Sahara dust outbreak across the western Mediterranean in July 2005.
22 April 2022
28 July 2005
By Jochen Kerkmann and HansPeter Roesli (EUMETSAT)
Sahara dust outbreaks towards the Mediterranean Sea or the Atlantic Ocean are very common throughout the year, with a peak frequency in spring (March, April, May). The Meteosat-8 images below show two RGB composites that help to detect dust outbreaks: the left image shows the so-called dust RGB, which is designed to monitor the evolution of dust storms mainly over deserts during both day and night (dust appears pink or magenta).
This RGB composite does allow however the further (24 hour) tracking of dust clouds as they spread over the sea (see animation). In practice, during the daytime the use of visible channels (in particular the HRV channel) is preferable for the tracking of dust over the sea. This can be seen in the right image, which gives a detailed view of the dust cloud as it reaches Sardinia and Sicily.
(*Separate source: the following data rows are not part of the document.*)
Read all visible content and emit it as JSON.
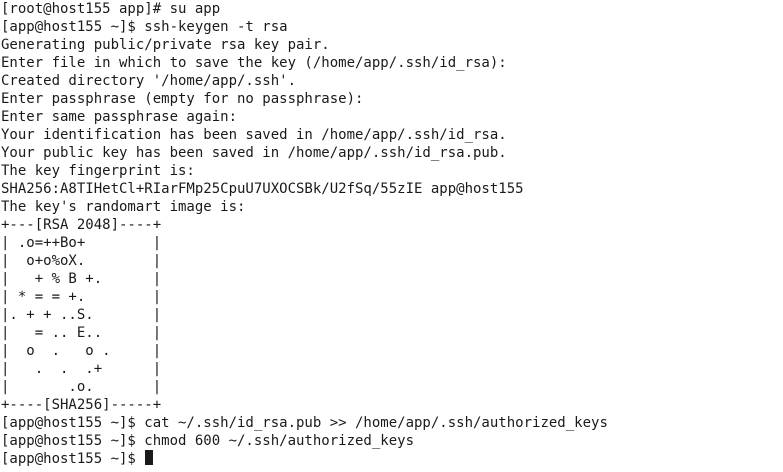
{
  "terminal": {
    "lines": [
      "[root@host155 app]# su app",
      "[app@host155 ~]$ ssh-keygen -t rsa",
      "Generating public/private rsa key pair.",
      "Enter file in which to save the key (/home/app/.ssh/id_rsa):",
      "Created directory '/home/app/.ssh'.",
      "Enter passphrase (empty for no passphrase):",
      "Enter same passphrase again:",
      "Your identification has been saved in /home/app/.ssh/id_rsa.",
      "Your public key has been saved in /home/app/.ssh/id_rsa.pub.",
      "The key fingerprint is:",
      "SHA256:A8TIHetCl+RIarFMp25CpuU7UXOCSBk/U2fSq/55zIE app@host155",
      "The key's randomart image is:",
      "+---[RSA 2048]----+",
      "| .o=++Bo+        |",
      "|  o+o%oX.        |",
      "|   + % B +.      |",
      "| * = = +.        |",
      "|. + + ..S.       |",
      "|   = .. E..      |",
      "|  o  .   o .     |",
      "|   .  .  .+      |",
      "|       .o.       |",
      "+----[SHA256]-----+",
      "[app@host155 ~]$ cat ~/.ssh/id_rsa.pub >> /home/app/.ssh/authorized_keys",
      "[app@host155 ~]$ chmod 600 ~/.ssh/authorized_keys"
    ],
    "prompt": "[app@host155 ~]$ "
  }
}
In this RGB composite, the dust is best visible in the morning hours due to the strong forward scattering of the solar radiation on the dust particles, which are of roughly the same size as the wavelength of the incident solar radiation. During local noon, when Sun and satellite are looking with nearly the same angle at the dust cloud, the dust becomes almost invisible.
RGB composite (time average) (27 July 14:00 UTC–28 July 24:00 UTC)